When you hear the tagline “You didn’t give up on sex, don’t give up on birth control,” what do you imagine?
I imagine a few things. Let’s talk about it.
I remember my first encounter with sexual education (aka “sex ed” for the hip). Actually, I barely remember the class I was forced to take, I just remember it was fifth grade, the girls were separated from the boys, and I wrote in my diary about it later that night. I barely even kept a diary when I was a kid, but for whatever reason–I’ll ask my therapist one day–I remember my diary entry that day. I very thoroughly discussed my intention to never have sex ever. I heard it was kind of pleasant because–of all the things sex ed class taught me–they only briefly touched on the pleasantries of sex, but I mostly heard a ton about how incredibly dangerous it was. You could, and probably would definitely get tons of diseases from sex, you guys. And the pleasure that sexual intercourse brought you could probably come from other places: like, as I expressed in my fifth grade diary: chocolate.
But okay, I did not never have sex. I didn’t give up on it.
For the record, I also didn’t give up on chocolate.
I also didn’t give up on birth control.
Bedsider thoroughly encourages the use of birth control. Sure, we all “know” about the various versions of birth control, but what does that even mean? I personally took those sex ed classes when I was ten years old, but lost my virginity fourteen years later, so like what do you even remember? And also, should our knowledge on birth control really come from something we learned before we even started menstruating? (In my case, at least.)
When I lost my virginity, we used a condom, but literally it was the cliched “80s Movie Moment” of like, “do you have protection?” and the comedienne in me wanted to be like, “why would I have protection? I’m a 24 year old virgin,” and then the REAL comedienne in me wanted to say out loud, “yeah, I have two condoms in a shoe box next to a picture of my little brother encased in a gold spray painted picture frame made of puzzle pieces” because I DID ACTUALLY and because the only reason I even had two condoms to my name was because two years prior, my coworker put them in my cubby when I had a crush on someone as IF I was going to give it up.
So anyway, it is clear to you all now that I need some birth control help, right? Because 1) condoms and 2) “the pill” were the only things I knew about and I wasn’t on the pill before I started having sex.
Bedsider also has a bunch of articles on sex: like how to stay on top of birth control even when you are on other medications, ones that touch on having better sex, and even articles that touch on “greener” sex.

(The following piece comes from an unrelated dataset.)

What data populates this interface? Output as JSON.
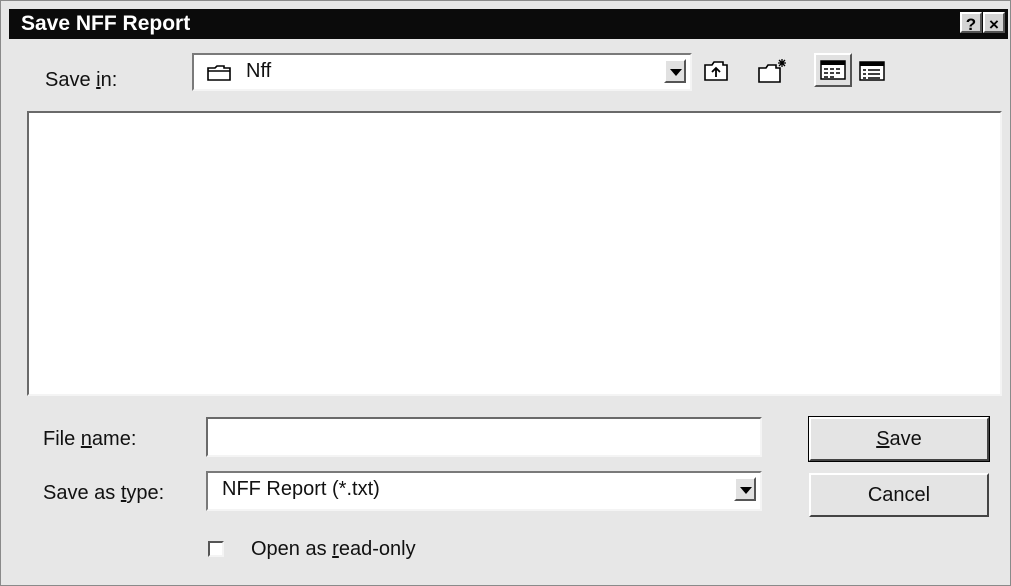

Bedsider also has hilarious–and relatable–PSAs, produced in partnership with the Ad Council, which feature a montage of sex mishaps and reinforce that you didn’t give up on sex, and shouldn’t give up on birth control either. Fumbling isn’t uncommon, you guys. We aren’t all movie stars.
I never, ever in a million years (especially considering the fact that I lost my virginity much later in life) thought that I would have a mishap–you know, the kind where you have unprotected sex by accident? Well guys, I also never thought I would see a Black President. Expect the unexpected! Even super-in-tune-prudish-types can make mistakes.

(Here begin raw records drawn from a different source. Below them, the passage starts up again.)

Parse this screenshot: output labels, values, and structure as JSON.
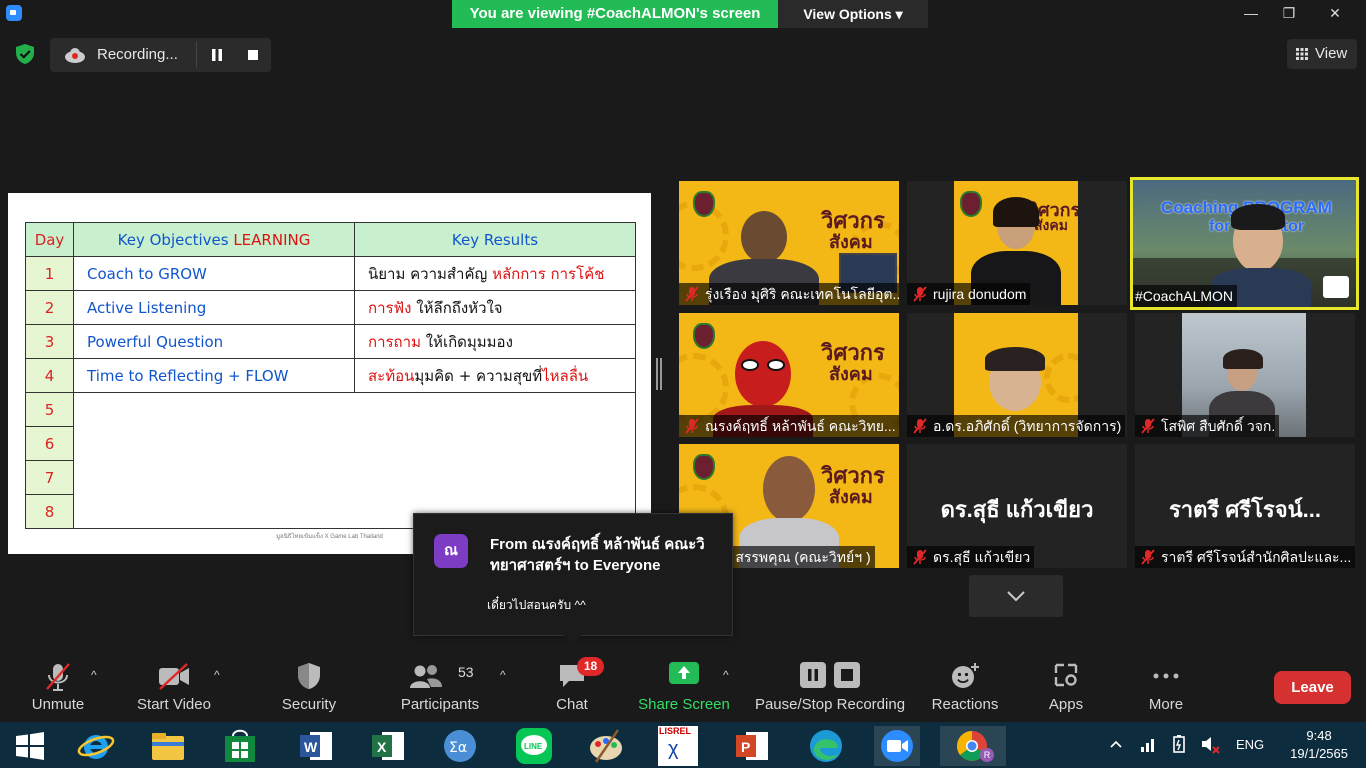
{
  "top_bar": {
    "banner_text": "You are viewing #CoachALMON's screen",
    "view_options_label": "View Options",
    "view_options_chevron": "▾",
    "minimize_glyph": "—",
    "maximize_glyph": "❐",
    "close_glyph": "✕"
  },
  "recording": {
    "status_text": "Recording..."
  },
  "view_button_label": "View",
  "slide": {
    "headers": {
      "day": "Day",
      "objectives_prefix": "Key Objectives ",
      "objectives_emphasis": "LEARNING",
      "results": "Key Results"
    },
    "rows": [
      {
        "day": "1",
        "objective": "Coach to GROW",
        "result_plain": "นิยาม ความสำคัญ ",
        "result_red": "หลักการ การโค้ช",
        "result_after": ""
      },
      {
        "day": "2",
        "objective": "Active Listening",
        "result_plain": "",
        "result_red": "การฟัง",
        "result_after": " ให้ลึกถึงหัวใจ"
      },
      {
        "day": "3",
        "objective": "Powerful Question",
        "result_plain": "",
        "result_red": "การถาม",
        "result_after": " ให้เกิดมุมมอง"
      },
      {
        "day": "4",
        "objective": "Time to Reflecting + FLOW",
        "result_plain": "",
        "result_red": "สะท้อน",
        "result_after": "มุมคิด + ความสุขที่",
        "result_red2": "ไหลลื่น"
      },
      {
        "day": "5"
      },
      {
        "day": "6"
      },
      {
        "day": "7"
      },
      {
        "day": "8"
      }
    ],
    "footer": "มูลนิธิไทยเข้มแข็ง X Game Lab Thailand"
  },
  "participants": [
    {
      "name": "รุ่งเรือง มุศิริ คณะเทคโนโลยีอุต...",
      "type": "poster-person"
    },
    {
      "name": "rujira donudom",
      "type": "poster-woman"
    },
    {
      "name": "#CoachALMON",
      "type": "coach",
      "title_line1": "Coaching PROGRAM",
      "title_line2": "for Educator"
    },
    {
      "name": "ณรงค์ฤทธิ์ หล้าพันธ์ คณะวิทย...",
      "type": "poster-spider"
    },
    {
      "name": "อ.ดร.อภิศักดิ์ (วิทยาการจัดการ)",
      "type": "poster-man"
    },
    {
      "name": "โสพิศ สืบศักดิ์ วจก.",
      "type": "sky"
    },
    {
      "name": "ชาติ สรรพคุณ (คณะวิทย์ฯ )",
      "type": "poster-older"
    },
    {
      "name": "ดร.สุธี  แก้วเขียว",
      "type": "text",
      "big_name": "ดร.สุธี  แก้วเขียว"
    },
    {
      "name": "ราตรี   ศรีโรจน์สำนักศิลปะและ...",
      "type": "text",
      "big_name": "ราตรี   ศรีโรจน์..."
    }
  ],
  "poster_text": {
    "line1": "วิศวกร",
    "line2": "สังคม"
  },
  "chat_popup": {
    "avatar_letter": "ณ",
    "from_text": "From ณรงค์ฤทธิ์ หล้าพันธ์ คณะวิทยาศาสตร์ฯ to Everyone",
    "message": "เดี๋ยวไปสอนครับ ^^"
  },
  "toolbar": {
    "unmute": "Unmute",
    "start_video": "Start Video",
    "security": "Security",
    "participants": "Participants",
    "participants_count": "53",
    "chat": "Chat",
    "chat_badge": "18",
    "share_screen": "Share Screen",
    "pause_stop_recording": "Pause/Stop Recording",
    "reactions": "Reactions",
    "apps": "Apps",
    "more": "More",
    "leave": "Leave",
    "caret": "^"
  },
  "taskbar": {
    "language": "ENG",
    "time": "9:48",
    "date": "19/1/2565",
    "lisrel_label": "LISREL",
    "chrome_badge": "R"
  },
  "colors": {
    "accent_green": "#22bb55",
    "leave_red": "#d63131",
    "active_speaker": "#e8e62b",
    "chat_avatar": "#7d3cc4",
    "poster_yellow": "#f3b816"
  }
}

The first (AND ONLY) time I had unprotected sex, I freaked out obviously. Let’s just say it was a night of pool, cheap well drinks, and an old friend. Even though I took Plan B (and felt incredibly judged and also put out financially), I still felt completely alone.
And what is most important, is that you–we–are not alone.
And what else?
Sex is supposed to be great. Sex is good for you, and natural, and normal, and did I say great?
There is nothing wrong with questions, there is nothing wrong with uncertainty. There is nothing wrong with anything.
Take care of yourself, enjoy yourself, and most of all, be informed. And safe!